^{*} represent valid instances, and one specifies a proper subset of {0, 1}

^{*} as the set of "valid instances". Computational problems of this type are called

promise problemIn computational complexity theory, a promise problem is a generalization of a decision problem where the input is promised to belong to a subset of all possible inputs. Unlike decision problems, the yes instances and no instances do not exhaust the set of all inputs...

s.

The following is an example of a (decision) promise problem:

- "Given a graph
*G*, determine if every independent set in *G* has size at most 5, or *G* has an independent set of size at least 10."

Here, the valid instances are those graphs whose maximum independent set size is either at most 5 or at least 10.

Decision promise problems are usually represented as pairs of disjoint subsets (

*L*_{yes},

*L*_{no}) of {0, 1}

^{*}. The valid instances are those in

*L*_{yes} ∪

*L*_{no}.

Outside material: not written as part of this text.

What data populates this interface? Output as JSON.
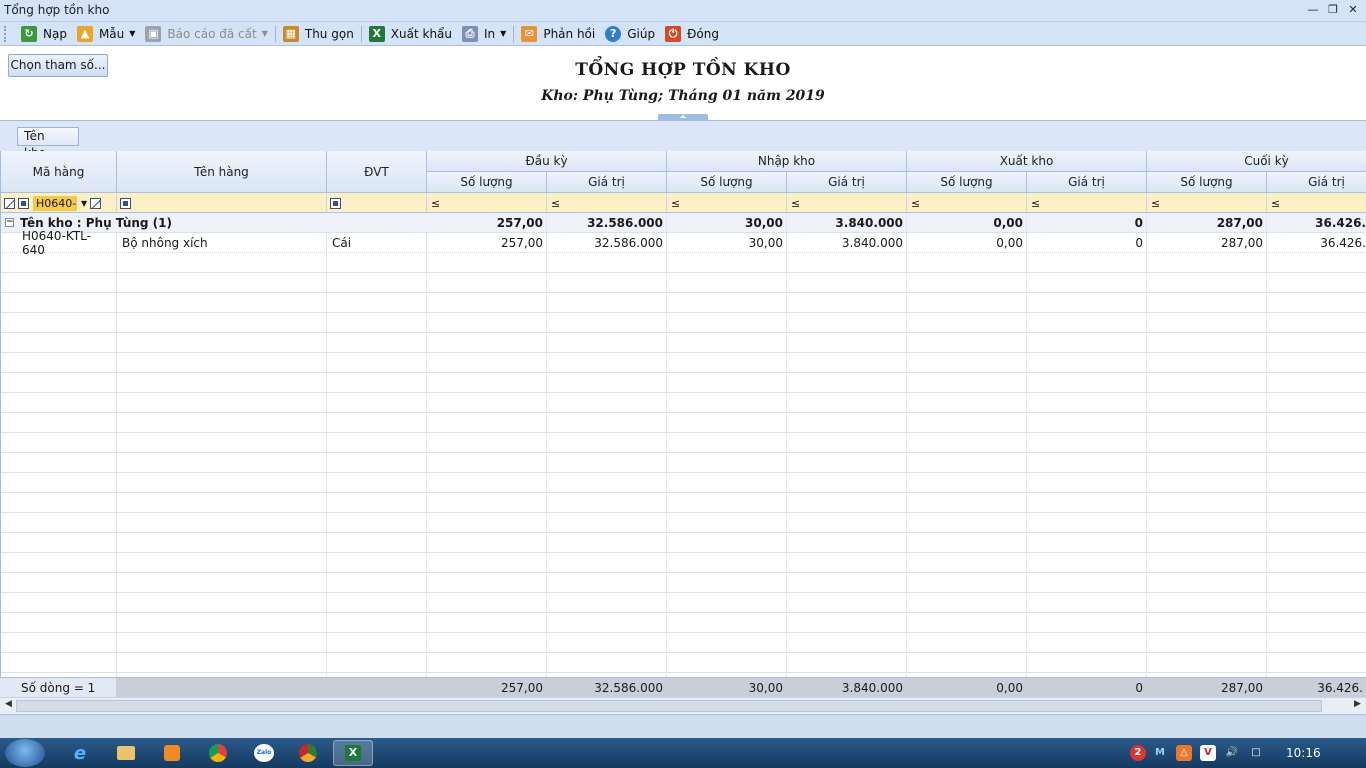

*L*_{yes} and

*L*_{no} represent the instances whose answer is

*yes* and

*no*, respectively.

Promise problems play an important role in several areas of

computational complexityComputational Complexity may refer to:*Computational complexity theory*Computational Complexity...

, including

hardness of approximationIn computer science, hardness of approximation is a field that studies the algorithmic complexity of finding near-optimal solutions to optimization problems. It complements the study of approximation algorithms by proving, for certain problems, a limit on the factors with which their solution can...

,

property testingIn computer science, a property testing algorithm for a decision problem is an algorithm whose query complexity to its input is much smaller than the instance size of the problem...

, and

interactive proof systemIn computational complexity theory, an interactive proof system is an abstract machine that models computation as the exchange of messages between two parties. The parties, the verifier and the prover, interact by exchanging messages in order to ascertain whether a given string belongs to a...

s.